Squarespace Has Fully Integrated eCommerce
Squarespace has an integrated eCommerce feature that allows show owners to sell digital and physical products directly from a Squarespace website. WordPress does not include this functionality. In order to sell products on your WordPress site, you must use a third-party plugin like WooCommerce.
Some of the available plugins are free with limited functionality, or they cost an additional fee. Even paid plugins have limited support. I like having the option to sell products directly from my site if I choose to do so. This upcoming year, I plan to develop digital products to sell.
You still have the option to use Squarespace for a website and a blog and then use another platform to sell, but many creators use Squarespace for everything. I tested out the eCommerce feature and it was very easy to add a product. You can accept payments on Squarespace using Stripe, and recently Paypal integration was also added. When you shift from blogger to business owner, it’s beneficial to have the eCommerce option.
I Did Not Like the WordPress 5.0 Gutenberg Update
The final straw that helped me decide to transition from WordPress to Squarespace was the Gutenberg update that came with WordPress 5.0. Gutenberg is the code name for a project that transformed the WordPress editor into blocks. It fundamentally changed the way WordPress functions.
I tried Gutenberg when it was in beta and I simply did not like it. Before, I liked the simplicity of the WordPress blogging interface, but that has completely changed. Not only that, the changes with Gutenberg were not compatible with many of the WordPress themes and plug-ins. Some people’s sites broke when they installed the update.
When I installed the Gutenberg plug-in in beta before it became part of the core software, I found it to be very inconvenient to use. Instead of being able to type uninterrupted as I normally did any word processing software, in Gutenberg each paragraph was chunked into blocks, and many of my editing shortcuts disappeared.
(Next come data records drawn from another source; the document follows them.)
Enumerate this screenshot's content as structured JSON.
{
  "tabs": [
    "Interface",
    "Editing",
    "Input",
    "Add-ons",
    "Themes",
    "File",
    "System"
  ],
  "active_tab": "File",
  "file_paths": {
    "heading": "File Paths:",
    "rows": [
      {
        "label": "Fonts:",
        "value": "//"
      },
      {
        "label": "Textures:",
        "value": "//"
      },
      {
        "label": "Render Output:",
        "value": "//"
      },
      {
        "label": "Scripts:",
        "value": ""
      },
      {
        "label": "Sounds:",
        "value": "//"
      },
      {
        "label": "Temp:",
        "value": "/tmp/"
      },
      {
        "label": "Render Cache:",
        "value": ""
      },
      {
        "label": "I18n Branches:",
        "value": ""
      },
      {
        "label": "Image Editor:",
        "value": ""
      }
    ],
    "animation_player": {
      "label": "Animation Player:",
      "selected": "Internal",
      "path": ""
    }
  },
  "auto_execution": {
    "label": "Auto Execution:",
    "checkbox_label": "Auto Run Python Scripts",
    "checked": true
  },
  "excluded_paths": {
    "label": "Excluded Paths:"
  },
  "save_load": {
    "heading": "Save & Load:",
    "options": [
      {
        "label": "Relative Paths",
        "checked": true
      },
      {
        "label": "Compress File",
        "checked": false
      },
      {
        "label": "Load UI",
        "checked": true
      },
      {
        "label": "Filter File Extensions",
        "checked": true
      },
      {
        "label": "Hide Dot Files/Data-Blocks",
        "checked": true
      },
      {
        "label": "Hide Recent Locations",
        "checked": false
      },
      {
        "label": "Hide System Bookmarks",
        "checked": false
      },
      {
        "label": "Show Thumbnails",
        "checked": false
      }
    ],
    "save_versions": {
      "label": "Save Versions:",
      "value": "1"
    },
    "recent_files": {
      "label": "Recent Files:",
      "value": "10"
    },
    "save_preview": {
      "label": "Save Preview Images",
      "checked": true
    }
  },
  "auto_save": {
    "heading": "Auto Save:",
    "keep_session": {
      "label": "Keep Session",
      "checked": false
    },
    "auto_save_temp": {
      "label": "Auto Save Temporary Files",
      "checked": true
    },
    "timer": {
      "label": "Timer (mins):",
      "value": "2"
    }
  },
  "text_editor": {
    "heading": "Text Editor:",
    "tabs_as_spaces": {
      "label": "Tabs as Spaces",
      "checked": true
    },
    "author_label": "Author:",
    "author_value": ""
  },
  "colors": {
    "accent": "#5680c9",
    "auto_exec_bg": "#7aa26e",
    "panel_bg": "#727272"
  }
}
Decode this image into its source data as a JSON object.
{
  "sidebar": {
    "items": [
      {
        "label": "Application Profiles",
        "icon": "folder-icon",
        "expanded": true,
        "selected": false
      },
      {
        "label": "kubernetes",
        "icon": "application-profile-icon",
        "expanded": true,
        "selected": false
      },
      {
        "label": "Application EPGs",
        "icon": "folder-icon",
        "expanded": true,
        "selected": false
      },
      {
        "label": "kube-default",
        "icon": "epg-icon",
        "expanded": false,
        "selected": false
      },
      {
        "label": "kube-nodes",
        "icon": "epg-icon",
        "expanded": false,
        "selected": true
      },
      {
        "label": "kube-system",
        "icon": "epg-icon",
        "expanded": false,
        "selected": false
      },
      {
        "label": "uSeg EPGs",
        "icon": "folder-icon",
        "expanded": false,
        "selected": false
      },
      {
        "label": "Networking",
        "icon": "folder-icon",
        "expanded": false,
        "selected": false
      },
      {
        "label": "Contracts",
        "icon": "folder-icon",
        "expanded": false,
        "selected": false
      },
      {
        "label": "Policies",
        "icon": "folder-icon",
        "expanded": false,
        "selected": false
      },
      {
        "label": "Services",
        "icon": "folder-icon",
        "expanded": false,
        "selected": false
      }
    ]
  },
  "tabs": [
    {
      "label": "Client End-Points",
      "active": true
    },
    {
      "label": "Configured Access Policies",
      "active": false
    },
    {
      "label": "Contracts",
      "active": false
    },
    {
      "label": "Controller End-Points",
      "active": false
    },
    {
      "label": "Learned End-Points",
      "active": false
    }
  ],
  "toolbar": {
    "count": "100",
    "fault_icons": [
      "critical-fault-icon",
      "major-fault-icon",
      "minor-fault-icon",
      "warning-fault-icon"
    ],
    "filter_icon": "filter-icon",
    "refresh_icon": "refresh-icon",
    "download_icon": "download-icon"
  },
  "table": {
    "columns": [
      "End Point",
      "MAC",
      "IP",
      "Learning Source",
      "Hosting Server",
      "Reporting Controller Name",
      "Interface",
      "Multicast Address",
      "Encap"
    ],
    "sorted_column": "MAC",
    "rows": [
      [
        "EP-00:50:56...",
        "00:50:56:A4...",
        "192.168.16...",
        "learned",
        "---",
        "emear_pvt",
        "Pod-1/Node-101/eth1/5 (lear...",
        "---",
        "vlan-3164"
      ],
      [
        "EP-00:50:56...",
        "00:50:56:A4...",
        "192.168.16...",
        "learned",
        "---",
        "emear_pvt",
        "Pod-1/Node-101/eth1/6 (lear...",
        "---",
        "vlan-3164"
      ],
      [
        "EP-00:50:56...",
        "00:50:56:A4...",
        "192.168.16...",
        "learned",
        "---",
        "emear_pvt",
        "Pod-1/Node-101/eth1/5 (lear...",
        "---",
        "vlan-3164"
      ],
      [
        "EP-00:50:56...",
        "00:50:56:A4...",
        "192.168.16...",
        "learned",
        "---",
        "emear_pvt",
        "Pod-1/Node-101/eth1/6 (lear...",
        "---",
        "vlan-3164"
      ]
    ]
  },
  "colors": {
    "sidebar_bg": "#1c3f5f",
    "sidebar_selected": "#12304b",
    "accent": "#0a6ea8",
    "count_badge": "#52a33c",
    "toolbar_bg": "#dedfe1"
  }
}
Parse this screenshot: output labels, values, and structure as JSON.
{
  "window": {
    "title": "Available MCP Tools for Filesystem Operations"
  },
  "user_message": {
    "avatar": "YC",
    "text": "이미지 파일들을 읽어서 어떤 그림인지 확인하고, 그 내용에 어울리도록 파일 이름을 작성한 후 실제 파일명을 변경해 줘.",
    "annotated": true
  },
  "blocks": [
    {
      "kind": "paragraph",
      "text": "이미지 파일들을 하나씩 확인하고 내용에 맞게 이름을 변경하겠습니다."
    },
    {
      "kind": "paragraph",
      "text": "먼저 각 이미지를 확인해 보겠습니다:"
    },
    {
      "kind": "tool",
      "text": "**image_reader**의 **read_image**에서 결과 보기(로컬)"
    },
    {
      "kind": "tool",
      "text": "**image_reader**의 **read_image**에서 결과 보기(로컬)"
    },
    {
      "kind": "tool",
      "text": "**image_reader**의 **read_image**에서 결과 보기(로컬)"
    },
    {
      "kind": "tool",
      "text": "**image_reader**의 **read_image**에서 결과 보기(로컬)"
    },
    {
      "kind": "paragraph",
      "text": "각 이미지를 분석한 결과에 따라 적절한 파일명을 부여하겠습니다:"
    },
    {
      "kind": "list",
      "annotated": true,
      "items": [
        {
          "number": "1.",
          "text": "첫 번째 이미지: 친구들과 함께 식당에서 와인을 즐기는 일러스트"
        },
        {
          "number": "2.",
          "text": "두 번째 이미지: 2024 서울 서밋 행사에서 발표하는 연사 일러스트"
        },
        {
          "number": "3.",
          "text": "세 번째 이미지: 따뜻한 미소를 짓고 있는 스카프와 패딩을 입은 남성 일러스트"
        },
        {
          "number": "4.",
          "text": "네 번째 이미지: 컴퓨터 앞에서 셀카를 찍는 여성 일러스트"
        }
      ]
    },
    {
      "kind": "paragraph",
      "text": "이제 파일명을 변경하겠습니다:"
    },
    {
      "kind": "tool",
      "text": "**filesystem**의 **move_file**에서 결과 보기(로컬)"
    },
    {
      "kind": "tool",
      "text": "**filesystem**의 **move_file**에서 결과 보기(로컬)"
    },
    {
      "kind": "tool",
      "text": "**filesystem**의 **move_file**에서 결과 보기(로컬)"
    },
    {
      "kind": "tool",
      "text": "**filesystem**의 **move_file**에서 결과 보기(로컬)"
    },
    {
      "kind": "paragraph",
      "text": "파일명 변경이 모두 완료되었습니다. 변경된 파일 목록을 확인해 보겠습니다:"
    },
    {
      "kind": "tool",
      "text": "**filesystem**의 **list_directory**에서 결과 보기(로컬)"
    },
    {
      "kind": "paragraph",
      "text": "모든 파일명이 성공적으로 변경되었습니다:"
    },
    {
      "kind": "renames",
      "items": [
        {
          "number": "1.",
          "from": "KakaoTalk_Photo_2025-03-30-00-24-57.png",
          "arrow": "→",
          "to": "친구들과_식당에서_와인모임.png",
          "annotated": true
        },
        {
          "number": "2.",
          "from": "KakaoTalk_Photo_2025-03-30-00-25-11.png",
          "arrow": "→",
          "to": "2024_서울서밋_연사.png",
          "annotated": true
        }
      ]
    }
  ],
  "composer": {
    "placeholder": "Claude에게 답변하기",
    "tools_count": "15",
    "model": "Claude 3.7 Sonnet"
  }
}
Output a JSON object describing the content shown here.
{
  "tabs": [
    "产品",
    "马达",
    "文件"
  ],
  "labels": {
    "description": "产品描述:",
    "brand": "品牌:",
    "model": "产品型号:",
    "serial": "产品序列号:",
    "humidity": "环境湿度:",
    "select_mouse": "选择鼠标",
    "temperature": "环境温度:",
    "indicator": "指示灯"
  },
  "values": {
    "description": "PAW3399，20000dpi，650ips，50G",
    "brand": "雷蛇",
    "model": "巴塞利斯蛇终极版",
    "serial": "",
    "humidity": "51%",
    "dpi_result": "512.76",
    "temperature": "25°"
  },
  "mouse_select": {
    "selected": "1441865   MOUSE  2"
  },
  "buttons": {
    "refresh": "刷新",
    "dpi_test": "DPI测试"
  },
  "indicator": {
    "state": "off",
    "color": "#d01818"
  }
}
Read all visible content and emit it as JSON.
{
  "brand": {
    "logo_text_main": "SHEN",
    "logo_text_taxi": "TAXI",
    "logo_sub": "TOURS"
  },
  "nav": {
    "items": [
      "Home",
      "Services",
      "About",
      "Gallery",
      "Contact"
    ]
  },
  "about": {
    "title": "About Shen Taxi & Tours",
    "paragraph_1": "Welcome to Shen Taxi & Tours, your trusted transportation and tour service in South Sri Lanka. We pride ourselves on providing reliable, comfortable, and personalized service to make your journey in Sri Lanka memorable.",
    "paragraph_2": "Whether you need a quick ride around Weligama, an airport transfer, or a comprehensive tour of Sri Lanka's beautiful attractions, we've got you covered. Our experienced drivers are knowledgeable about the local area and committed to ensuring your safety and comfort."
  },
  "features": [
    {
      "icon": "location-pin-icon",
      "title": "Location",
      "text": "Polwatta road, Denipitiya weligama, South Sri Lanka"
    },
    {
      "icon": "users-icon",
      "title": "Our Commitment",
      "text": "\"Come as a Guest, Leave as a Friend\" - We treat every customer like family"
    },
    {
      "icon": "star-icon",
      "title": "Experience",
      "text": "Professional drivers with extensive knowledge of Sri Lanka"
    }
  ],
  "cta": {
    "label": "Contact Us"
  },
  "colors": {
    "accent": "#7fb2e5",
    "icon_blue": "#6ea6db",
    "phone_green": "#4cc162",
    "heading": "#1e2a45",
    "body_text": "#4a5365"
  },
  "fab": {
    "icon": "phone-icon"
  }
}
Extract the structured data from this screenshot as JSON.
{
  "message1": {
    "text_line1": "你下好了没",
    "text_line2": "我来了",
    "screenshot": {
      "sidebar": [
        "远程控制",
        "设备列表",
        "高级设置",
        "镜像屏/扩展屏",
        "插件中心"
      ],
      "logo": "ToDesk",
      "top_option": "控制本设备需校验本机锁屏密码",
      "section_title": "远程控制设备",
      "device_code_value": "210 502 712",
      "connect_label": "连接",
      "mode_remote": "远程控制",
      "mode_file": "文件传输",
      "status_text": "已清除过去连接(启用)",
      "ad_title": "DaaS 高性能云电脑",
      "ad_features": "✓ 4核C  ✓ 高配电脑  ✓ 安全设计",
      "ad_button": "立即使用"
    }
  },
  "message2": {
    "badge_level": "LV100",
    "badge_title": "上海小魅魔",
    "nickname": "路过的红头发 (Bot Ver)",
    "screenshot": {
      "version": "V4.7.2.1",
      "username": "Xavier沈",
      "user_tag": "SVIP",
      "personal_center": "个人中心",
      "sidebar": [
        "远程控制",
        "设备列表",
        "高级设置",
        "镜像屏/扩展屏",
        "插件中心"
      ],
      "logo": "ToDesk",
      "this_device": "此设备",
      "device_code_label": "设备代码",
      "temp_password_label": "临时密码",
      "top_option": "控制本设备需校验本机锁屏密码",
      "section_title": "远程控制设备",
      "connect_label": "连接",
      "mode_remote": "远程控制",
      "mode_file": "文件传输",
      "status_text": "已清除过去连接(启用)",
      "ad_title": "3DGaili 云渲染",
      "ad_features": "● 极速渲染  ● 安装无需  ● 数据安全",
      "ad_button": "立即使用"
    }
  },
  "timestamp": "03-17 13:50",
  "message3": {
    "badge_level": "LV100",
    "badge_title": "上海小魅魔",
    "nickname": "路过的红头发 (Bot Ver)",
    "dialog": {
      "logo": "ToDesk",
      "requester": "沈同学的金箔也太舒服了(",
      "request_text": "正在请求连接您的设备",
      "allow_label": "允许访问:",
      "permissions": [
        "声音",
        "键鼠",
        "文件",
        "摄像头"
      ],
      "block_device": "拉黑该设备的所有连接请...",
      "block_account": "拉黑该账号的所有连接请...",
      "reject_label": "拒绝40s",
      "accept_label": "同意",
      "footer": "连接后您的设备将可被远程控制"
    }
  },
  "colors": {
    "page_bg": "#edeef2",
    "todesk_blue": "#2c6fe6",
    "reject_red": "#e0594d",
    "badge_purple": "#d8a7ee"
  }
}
As a WordPress loyalist for over ten years, I could have stuck it out. But, I really didn’t like the response from WordPress to the overwhelmingly negative user feedback. I went on the WordPress forums, and it seemed like the user feedback was either disregarded or met with snarky comments from moderators. It feels like the WordPress community that once made the platform so great is no more.
I used and adored WordPress for many years, but it was time for me to move on. I’m excited to start my new journey with Squarespace. So far, I have found the platform to be very easy to use. I enjoyed customizing my template and exploring all of the features.
Before I close, you may be wondering why, if Squarespace is so great, do so many bloggers promote WordPress as the best platform for blogging? Well, perhaps when some of those bloggers started, it was. But, technology continues to develop and change.
Also, to be perfectly honest, many bloggers make a living from affiliate earnings from recommending WordPress affiliated products. Those bloggers are understandably loyal to WordPress, but you have to determine which platform is best for you. For me, that’s Squarespace.